Building Better Leases

Inducement Recapture

Inducement Provisions refers to the inducements, or influences, the Lessee agreed to when they entered the Lease. This can include free rent, abated rent, payment to the Lessee of bonuses, cash or other monies, and similar concessions. A Breach may void these Inducement Provisions, thus making the Lessee responsible for paying for all free or abated rent or money initially received by the Lessor.

Sometimes Lessors will either give Early Possession or rent-free occupancy after the Commencement Date of the Lease. Early Possession is not always seen as an inducement and therefore may not be subject to 13.3. Rent-free occupancy, however, is seen as abating the rent and therefore there should be no argument that the Lessor is allowed to recapture the cost of the free rent.

Late Charges

Late Charges are commonly associated with Rent, however can also include processing and account charges and late payment penalties related to tardy loan payments. If any Rent is not paid within 5 days from when it’s due, then the Lessee is responsible for paying a one-time late charge (10%) of the amount overdue or a flat fee ($100), whichever is greater. In the event a late charge occurs for 3 consecutive installments of Base Rent, then the Lessor can request that all future Base Rent is paid a quarter in advance.

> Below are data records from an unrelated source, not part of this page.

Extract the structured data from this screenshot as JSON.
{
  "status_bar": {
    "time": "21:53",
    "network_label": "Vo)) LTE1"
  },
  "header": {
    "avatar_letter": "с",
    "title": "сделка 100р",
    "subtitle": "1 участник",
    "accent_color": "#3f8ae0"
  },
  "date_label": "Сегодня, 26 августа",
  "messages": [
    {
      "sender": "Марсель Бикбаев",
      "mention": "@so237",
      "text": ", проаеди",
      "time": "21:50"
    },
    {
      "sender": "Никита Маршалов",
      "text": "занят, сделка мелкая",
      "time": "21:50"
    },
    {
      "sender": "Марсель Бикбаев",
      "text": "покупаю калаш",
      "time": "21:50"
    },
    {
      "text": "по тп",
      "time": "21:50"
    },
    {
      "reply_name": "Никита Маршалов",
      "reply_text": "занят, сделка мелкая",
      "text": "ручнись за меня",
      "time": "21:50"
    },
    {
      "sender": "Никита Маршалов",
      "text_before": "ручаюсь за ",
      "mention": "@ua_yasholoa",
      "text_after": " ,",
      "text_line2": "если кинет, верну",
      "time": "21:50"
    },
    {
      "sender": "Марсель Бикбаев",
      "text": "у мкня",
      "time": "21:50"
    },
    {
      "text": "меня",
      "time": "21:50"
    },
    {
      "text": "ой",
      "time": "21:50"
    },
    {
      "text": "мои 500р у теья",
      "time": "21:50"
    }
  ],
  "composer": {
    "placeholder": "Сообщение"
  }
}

If monthly Base Rent is high, then the amount of the late charge is often negotiated. For example, a large warehouse could have a monthly Base Rent that is tens of thousands of dollars, so a late charge of 10% would be disproportionate to the flat fee. In addition, many larger companies have accounting departments that handle expenses like Rent, so a delay in payment is less likely due to insufficient funds and more likely due to logistics or the bureaucracy of a large company. Therefore, larger companies may ask to modify this section in advance. It’s important for tenants to realize that Rent is late the day after it is due and places the Lessee in Default of the Lease.


Interest occurs on payments due under the Lease that are not made within 30 days of their due date. Interest is applied at 10% per annum or the maximum rate allowed by law, whichever is less. Interest is paid in addition to potential late charges.

Every state will vary in terms of interest, so the 10% specified above pertains to California. Similar to late charges, the interest rate is negotiable. With that being said, the Lessee has amble opportunity to pay any outstanding amounts due under the Lease within the 30 + days (which is also negotiable). Lessee’s should be careful in arguing about the interest rate on late charges as it may lead the Lessor to ask, “do you expect to be late a lot?”

Breach by Lessor

Notice of breach

The Lessor is not deemed in Breach until they have been notified, in writing, by the Lessee regarding the Lessor’s failure to perform its obligations under the Lease within a reasonable time period. A reasonable time period is considered at least 30 days. If it takes the Lessor more than 30 days to perform their obligations, then they are deemed in Breach of the Lease. Note that the time period the Lessor has to cure and Default does not begin until the Lessee provides a written notice, so it does not depend on when the actual Default occurred.

Performance by Lessee and Behalf of Lessor

If the Lessor does not resolve the Breach, then the Lessee may take responsibility. If the Lessee cures the Breach, however, it will be at the Lessee’s expense, but the Lessee is allowed to deduct the costs from Rent as long as the amount does not exceed one month’s Base Rent or the amount of the Security Deposit, whichever is greater. In the event that it costs more than one month’s Base Rent or the Security Deposit, then the Lessor can request reimbursement from the Lessor. The Lessee is accountable for providing all documentation if they want any costs reimbursed.